(Page and application data records)
┌──
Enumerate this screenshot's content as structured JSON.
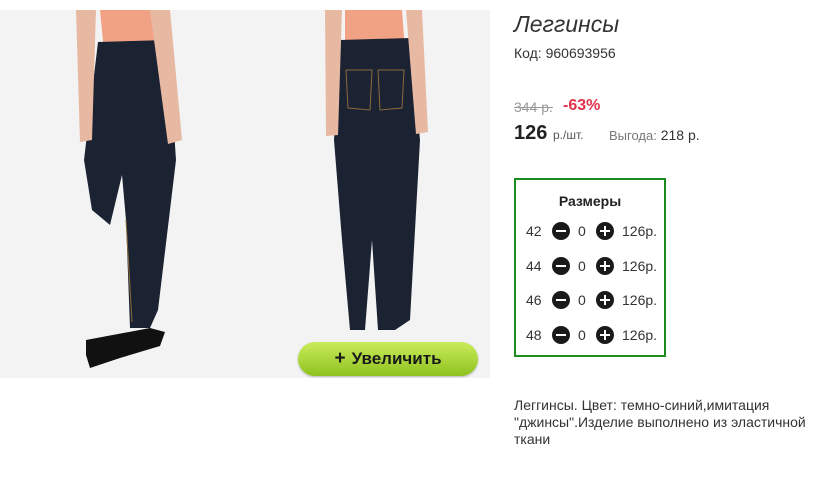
{
  "product": {
    "title": "Леггинсы",
    "code": "Код: 960693956",
    "old_price": "344 р.",
    "discount": "-63%",
    "price": "126",
    "unit": "р./шт.",
    "saving_label": "Выгода:",
    "saving_value": "218 р.",
    "description": "Леггинсы. Цвет: темно-синий,имитация \"джинсы\".Изделие выполнено из эластичной ткани"
  },
  "zoom": {
    "plus": "+",
    "label": "Увеличить"
  },
  "sizes": {
    "title": "Размеры",
    "rows": [
      {
        "size": "42",
        "qty": "0",
        "price": "126р."
      },
      {
        "size": "44",
        "qty": "0",
        "price": "126р."
      },
      {
        "size": "46",
        "qty": "0",
        "price": "126р."
      },
      {
        "size": "48",
        "qty": "0",
        "price": "126р."
      }
    ]
  },
  "colors": {
    "accent_green": "#1e8b1e",
    "discount_red": "#e0314b",
    "button_green": "#9acd32"
  }
}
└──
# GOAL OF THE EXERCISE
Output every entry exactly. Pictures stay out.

# RESULT
Enumerate this screenshot's content as structured JSON.
{
  "product": {
    "title": "Леггинсы",
    "code": "Код: 960693956",
    "old_price": "344 р.",
    "discount": "-63%",
    "price": "126",
    "unit": "р./шт.",
    "saving_label": "Выгода:",
    "saving_value": "218 р.",
    "description": "Леггинсы. Цвет: темно-синий,имитация \"джинсы\".Изделие выполнено из эластичной ткани"
  },
  "zoom": {
    "plus": "+",
    "label": "Увеличить"
  },
  "sizes": {
    "title": "Размеры",
    "rows": [
      {
        "size": "42",
        "qty": "0",
        "price": "126р."
      },
      {
        "size": "44",
        "qty": "0",
        "price": "126р."
      },
      {
        "size": "46",
        "qty": "0",
        "price": "126р."
      },
      {
        "size": "48",
        "qty": "0",
        "price": "126р."
      }
    ]
  },
  "colors": {
    "accent_green": "#1e8b1e",
    "discount_red": "#e0314b",
    "button_green": "#9acd32"
  }
}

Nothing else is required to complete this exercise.